            Biko’s breeder, Jeff Greene, the founder and owner of RidgeBack Africa, a dog training business then based in Nairobi, is a dog whisperer. Greene, a former Special Forces soldier, as well as his wife are professional trainers of protection, therapy and companion dogs such as Dutch Shepherds and Belgian Malinois. At the time, they bred RRs as a small sidebar to their business. His dogs were not trained via treats. Yet they were well-behaved and attached to their trainers. RRs don’t have the same work drive as those breeds but Biko and I still joined basic training sessions. We never made it to the professional training circuit but we learned enough for Biko to live in harmony with the family while obeying all basic orders. Though he never climbed on couches or beds or ate furniture, he insisted on occasionally sitting on one particular folding metal chair which remained with us across three continents. At dinnertime, he didn’t beg but he would stealthily crawl under the table and slowly and gently remove paper napkins from people’s laps then tear them to shreds before disappearing behind a sofa. In those treacherous adolescent first two years, Biko ate one flip flop, chewed one Birkenstock, counter surfed once on the dining room table by eating ¼ of a round of Gouda. He clipped one of our friends while zooming at top speed on our lawn, pushing her to the ground (luckily unhurt and to this day an ardent Biko fan). His weak point was a love of chasing bicycles. Music calmed him. Biko sat immobile close to my son during years of daily violin practice. In Nepal, he was mesmerized by cymbal chanting Tibetan monks and wandering cows and goats. In Turkey  he patiently let himself be petted and often kissed during his daily walks.  Even 11 years later, he still obeyed all basic commands. And after he returned the US, he barked only when he saw the UPS man.

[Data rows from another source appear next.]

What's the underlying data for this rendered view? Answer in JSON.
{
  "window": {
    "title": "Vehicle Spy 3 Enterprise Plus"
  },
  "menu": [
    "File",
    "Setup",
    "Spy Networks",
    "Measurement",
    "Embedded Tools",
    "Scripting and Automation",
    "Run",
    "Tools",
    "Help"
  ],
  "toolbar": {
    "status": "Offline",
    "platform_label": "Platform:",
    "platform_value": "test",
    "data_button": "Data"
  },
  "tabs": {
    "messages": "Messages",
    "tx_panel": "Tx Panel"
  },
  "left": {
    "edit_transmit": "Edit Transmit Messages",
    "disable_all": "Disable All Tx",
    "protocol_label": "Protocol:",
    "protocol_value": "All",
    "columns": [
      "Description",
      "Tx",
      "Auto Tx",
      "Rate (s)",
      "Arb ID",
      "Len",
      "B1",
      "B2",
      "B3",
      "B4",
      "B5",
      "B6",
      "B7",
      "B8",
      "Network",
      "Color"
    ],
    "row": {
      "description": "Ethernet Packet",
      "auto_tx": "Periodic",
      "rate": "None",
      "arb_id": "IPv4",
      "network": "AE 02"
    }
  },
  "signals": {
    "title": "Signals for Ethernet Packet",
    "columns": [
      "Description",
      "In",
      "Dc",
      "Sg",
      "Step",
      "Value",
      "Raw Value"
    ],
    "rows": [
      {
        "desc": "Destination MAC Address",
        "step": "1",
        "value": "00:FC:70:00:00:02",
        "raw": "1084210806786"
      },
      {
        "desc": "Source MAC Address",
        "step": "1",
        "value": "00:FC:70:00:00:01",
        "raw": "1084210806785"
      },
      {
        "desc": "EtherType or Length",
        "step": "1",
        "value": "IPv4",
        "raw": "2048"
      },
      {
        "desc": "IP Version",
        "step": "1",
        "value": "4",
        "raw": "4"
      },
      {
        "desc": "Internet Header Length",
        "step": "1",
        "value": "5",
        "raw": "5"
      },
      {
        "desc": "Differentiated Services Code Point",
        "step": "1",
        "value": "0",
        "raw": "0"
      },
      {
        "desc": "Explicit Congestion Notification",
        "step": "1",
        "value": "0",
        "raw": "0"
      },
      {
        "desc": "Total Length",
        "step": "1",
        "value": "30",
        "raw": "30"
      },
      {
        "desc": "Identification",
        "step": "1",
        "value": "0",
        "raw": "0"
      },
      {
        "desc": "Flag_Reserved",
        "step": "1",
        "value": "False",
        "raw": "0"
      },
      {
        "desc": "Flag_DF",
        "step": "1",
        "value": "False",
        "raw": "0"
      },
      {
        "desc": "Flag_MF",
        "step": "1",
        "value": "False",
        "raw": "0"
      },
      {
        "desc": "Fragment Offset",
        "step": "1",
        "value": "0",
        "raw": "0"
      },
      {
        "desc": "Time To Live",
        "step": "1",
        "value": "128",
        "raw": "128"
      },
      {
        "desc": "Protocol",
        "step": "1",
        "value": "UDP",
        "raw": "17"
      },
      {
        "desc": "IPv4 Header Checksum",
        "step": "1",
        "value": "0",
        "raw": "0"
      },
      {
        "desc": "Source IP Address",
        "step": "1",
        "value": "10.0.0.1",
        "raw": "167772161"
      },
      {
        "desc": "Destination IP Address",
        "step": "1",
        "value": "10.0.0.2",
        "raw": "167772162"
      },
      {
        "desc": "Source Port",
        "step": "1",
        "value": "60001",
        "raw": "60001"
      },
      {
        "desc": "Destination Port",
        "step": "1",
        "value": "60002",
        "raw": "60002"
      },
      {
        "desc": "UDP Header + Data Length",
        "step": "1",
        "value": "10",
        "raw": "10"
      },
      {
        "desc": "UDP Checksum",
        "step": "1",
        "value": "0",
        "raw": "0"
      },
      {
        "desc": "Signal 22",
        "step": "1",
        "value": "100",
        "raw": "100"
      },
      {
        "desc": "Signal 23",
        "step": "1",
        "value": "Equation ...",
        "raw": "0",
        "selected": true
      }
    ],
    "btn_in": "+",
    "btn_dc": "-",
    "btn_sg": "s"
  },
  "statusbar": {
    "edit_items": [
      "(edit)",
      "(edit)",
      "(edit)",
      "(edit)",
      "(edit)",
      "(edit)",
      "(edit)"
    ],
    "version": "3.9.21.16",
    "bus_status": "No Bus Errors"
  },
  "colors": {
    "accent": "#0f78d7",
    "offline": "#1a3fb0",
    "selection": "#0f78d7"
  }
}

    Still in this COVID-19 world of isolation and distancing, I don’t think I can replicate on my own either of these essential training techniques. I am not a dog whisperer. I’ve been reading, studying, analyzing and Amazon ordering while pondering puppy destructiveness. According to Dunbar, Argos will need as part of his early critical socializing to meet a minimum of two new adults every day. I must throw a “meet the puppy” party where each adult and each child must pick up Argos and play and hug him. I don’t think Dunbar would approve of a Zoom party as a substitute. I live in Rural Virginia.  My mail box is a 15-minute walk from the house. Most neighbors are even further. All puppy play classes are closed down.

 Biko lived interacting mostly just with us and our visiting humans. In Kenya no one socialized their dogs with the neighbors. In Nepal, we were surrounded by unvaccinated stray dogs but Biko preferred the neighborhood goats and cows that followed him on his walks. Now I have to ponder what had never occurred to me as a first-time dog owner. If I won’t train Argos through buckets of treats and don’t have the know-how and ability to mold a service animal, should I be Buddhist and choose the middle path? 

Biko and my son Lucas – inseparable